Replacing Rush Limbaugh and Dismantling Big Tech
In This Episode:
We all live in the shadow of Big Tech and the corporate media, and their free-speech restrictions lately have America looking more like North Korea every day. Yes, the proliferation of social media in the past decade has led to more access to information, but only if the Zuckerbergs of the world allow you to see it. Listen, I’m all for the free market, but there comes a breaking point when we need to bust up the Silicon Valley monopolies. And we’re breaking, America. Conservative talk show powerhouse and fellow American Consequences contributor Buck Sexton details his own stories of censorship and shadow banning, noting that what we need are antitrust laws and more competition in the digital platform space.
The two also discuss how the pandemic made news even less trustworthy, balancing the First Amendment with capitalism and Buck’s new gig hosting a show in the late Rush Limbaugh’s time slot.
- Rush Limbaugh was the general of the conservative media movement: his opening monologue set the tone for the Right’s agenda and had the potency to change the direction of the nation’s political discourse.
- Rush Limbaugh may be gone, but his influence remains – Buck details Rush’s impact as a First Amendment advocate and how he plans to continue championing free speech as his new talk show steps into his hero’s form time slot
- For the corporate media in 2020, their strategy was clear: whatever Trump said, they would go the other way. Undermining the former president was more critical to them than getting the facts right during the COVID crisis.
- Facing Big Tech with a DNC-editorial slant, Conservatives don’t have to make another internet or beat Facebook — they only need viable alternatives in the digital platform space. So think beyond Parler or Rumble.
- There’s a futility in tweeting about the injustices of Twitter on Twitter, as you’re still beholden to them — like trying to bite the hand that feeds you while clenched in their fist.

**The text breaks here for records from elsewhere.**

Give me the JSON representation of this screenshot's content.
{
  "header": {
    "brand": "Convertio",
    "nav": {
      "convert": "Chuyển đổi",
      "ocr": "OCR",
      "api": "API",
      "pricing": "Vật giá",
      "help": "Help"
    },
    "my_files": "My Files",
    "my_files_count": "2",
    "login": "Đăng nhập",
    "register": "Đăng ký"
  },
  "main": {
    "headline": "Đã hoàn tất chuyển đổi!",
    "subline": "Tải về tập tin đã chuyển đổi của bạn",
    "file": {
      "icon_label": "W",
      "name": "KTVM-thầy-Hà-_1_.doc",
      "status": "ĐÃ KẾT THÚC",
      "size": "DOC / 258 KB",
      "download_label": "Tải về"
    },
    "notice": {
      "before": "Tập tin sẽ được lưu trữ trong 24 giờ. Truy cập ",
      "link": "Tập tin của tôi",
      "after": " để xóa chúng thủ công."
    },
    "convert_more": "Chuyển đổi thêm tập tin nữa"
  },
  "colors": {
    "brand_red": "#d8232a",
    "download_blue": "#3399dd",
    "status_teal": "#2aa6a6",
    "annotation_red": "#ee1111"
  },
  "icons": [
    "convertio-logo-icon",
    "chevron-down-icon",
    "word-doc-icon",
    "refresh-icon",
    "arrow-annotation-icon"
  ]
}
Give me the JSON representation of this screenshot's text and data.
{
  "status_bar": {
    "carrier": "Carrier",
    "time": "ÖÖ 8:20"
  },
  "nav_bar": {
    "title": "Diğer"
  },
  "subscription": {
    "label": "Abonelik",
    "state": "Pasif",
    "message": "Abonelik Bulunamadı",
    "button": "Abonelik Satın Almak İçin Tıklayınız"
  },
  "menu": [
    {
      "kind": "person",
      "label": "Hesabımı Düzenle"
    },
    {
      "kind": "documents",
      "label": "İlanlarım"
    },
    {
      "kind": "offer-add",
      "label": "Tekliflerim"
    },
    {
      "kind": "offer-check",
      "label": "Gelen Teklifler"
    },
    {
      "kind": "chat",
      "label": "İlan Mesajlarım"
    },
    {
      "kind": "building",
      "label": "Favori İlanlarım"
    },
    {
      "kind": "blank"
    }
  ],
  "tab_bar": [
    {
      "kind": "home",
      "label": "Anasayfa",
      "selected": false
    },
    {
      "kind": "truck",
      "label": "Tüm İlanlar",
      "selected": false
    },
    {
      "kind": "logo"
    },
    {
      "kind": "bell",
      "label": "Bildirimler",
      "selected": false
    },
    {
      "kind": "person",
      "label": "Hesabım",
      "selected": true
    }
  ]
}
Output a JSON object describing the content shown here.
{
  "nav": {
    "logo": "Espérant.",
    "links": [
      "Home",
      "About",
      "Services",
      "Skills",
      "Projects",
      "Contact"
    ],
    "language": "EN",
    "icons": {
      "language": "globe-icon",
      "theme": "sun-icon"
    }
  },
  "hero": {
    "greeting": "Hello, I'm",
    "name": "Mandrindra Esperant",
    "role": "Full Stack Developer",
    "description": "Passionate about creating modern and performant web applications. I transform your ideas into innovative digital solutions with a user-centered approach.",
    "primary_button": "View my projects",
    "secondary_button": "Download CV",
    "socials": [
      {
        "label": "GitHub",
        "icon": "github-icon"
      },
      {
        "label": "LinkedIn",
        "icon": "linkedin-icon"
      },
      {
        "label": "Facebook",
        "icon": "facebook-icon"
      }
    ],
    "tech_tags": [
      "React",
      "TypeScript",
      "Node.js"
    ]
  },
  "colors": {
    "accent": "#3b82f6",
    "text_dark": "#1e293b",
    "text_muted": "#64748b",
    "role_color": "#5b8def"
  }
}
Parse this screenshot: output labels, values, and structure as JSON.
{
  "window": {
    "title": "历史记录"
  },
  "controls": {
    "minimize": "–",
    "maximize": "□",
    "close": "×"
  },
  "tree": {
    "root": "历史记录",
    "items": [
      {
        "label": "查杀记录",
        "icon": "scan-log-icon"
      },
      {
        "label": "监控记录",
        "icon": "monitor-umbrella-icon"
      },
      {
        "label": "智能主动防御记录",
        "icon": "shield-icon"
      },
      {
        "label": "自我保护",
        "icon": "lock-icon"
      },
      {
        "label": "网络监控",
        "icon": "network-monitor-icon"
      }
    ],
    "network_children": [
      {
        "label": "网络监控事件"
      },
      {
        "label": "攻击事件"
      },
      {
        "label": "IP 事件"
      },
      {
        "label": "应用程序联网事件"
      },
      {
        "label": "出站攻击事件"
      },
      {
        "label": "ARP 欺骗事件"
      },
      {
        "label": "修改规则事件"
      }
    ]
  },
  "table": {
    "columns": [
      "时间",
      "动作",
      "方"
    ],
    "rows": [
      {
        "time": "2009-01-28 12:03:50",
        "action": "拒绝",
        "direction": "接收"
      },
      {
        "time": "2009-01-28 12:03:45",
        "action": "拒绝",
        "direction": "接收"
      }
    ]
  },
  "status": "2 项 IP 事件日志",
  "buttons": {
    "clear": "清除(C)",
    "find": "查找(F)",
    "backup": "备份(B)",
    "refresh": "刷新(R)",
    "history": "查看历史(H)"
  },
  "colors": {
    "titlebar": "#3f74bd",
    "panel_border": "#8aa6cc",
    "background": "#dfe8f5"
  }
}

- The GOP’s midterm strategy in 2022 needs to rest on promoting state-driven successes, i.e., highlighting how Texas and Florida have relatively thrived during the pandemic while many Blue states have floundered